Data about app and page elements
---

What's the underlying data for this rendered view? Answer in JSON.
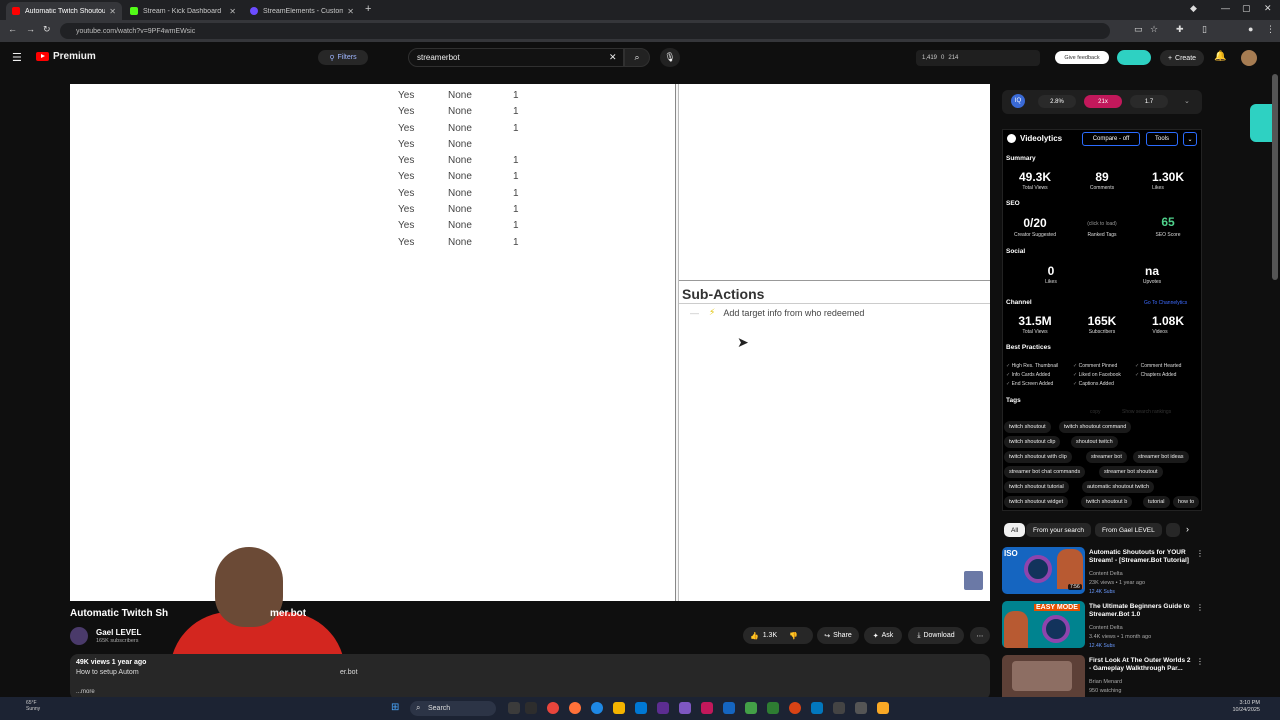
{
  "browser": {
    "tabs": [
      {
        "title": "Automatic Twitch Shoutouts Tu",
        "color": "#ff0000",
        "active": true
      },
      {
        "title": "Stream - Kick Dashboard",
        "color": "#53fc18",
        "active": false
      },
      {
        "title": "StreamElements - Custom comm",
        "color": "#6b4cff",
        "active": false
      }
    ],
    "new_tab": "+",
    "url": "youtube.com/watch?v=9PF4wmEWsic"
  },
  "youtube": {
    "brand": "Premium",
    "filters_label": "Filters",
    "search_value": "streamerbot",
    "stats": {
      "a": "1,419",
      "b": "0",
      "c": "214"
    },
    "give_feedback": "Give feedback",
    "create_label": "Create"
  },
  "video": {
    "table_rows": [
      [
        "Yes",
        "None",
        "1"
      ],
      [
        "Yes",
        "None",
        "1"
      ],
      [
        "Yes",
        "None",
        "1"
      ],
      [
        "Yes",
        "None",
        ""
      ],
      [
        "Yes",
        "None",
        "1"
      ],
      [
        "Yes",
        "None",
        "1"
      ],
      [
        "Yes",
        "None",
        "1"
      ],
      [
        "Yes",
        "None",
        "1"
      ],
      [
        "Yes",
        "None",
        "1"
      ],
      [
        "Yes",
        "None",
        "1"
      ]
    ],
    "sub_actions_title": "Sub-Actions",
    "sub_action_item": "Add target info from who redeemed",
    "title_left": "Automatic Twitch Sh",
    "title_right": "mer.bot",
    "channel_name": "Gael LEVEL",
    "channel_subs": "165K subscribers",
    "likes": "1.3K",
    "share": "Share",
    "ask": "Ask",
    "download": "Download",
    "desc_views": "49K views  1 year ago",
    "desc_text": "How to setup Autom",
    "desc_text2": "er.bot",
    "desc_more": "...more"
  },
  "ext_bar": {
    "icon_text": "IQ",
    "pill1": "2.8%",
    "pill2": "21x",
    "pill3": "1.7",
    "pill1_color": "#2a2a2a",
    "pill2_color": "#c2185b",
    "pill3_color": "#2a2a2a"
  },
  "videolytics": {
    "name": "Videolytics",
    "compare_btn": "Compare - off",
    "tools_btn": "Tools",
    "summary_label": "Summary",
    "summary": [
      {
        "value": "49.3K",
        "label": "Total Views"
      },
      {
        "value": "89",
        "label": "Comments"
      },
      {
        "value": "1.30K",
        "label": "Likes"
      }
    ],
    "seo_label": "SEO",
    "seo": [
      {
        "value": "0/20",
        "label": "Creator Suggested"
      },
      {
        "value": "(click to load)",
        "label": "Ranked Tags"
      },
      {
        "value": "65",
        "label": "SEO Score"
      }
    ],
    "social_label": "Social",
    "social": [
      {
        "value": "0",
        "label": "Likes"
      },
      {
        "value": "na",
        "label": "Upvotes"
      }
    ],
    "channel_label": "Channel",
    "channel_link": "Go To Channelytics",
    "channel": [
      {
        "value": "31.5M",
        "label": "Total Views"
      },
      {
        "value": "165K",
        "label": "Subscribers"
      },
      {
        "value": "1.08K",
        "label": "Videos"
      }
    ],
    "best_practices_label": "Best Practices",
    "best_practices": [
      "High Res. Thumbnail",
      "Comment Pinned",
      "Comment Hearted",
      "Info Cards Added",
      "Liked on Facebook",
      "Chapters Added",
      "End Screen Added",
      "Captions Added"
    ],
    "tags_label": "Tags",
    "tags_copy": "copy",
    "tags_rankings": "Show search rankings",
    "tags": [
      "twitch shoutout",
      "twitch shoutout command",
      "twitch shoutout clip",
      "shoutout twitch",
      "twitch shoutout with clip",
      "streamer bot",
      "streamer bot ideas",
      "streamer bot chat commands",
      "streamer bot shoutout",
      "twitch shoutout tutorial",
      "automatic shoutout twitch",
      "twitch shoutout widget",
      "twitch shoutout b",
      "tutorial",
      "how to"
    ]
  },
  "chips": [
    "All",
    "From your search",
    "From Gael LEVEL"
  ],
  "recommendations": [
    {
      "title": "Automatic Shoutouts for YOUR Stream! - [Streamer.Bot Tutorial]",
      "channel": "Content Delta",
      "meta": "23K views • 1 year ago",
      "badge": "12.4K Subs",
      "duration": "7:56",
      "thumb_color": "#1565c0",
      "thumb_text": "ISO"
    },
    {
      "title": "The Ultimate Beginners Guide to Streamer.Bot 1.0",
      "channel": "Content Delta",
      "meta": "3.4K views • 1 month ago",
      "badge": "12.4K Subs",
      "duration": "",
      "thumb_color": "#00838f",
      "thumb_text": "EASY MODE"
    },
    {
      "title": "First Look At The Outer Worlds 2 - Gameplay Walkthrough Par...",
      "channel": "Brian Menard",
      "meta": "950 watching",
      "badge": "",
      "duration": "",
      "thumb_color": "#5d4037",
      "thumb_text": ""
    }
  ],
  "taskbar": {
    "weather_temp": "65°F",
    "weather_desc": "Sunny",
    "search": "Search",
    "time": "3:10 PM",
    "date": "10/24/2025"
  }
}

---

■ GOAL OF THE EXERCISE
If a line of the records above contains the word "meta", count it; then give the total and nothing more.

■ OUTPUT OF THE TASK
3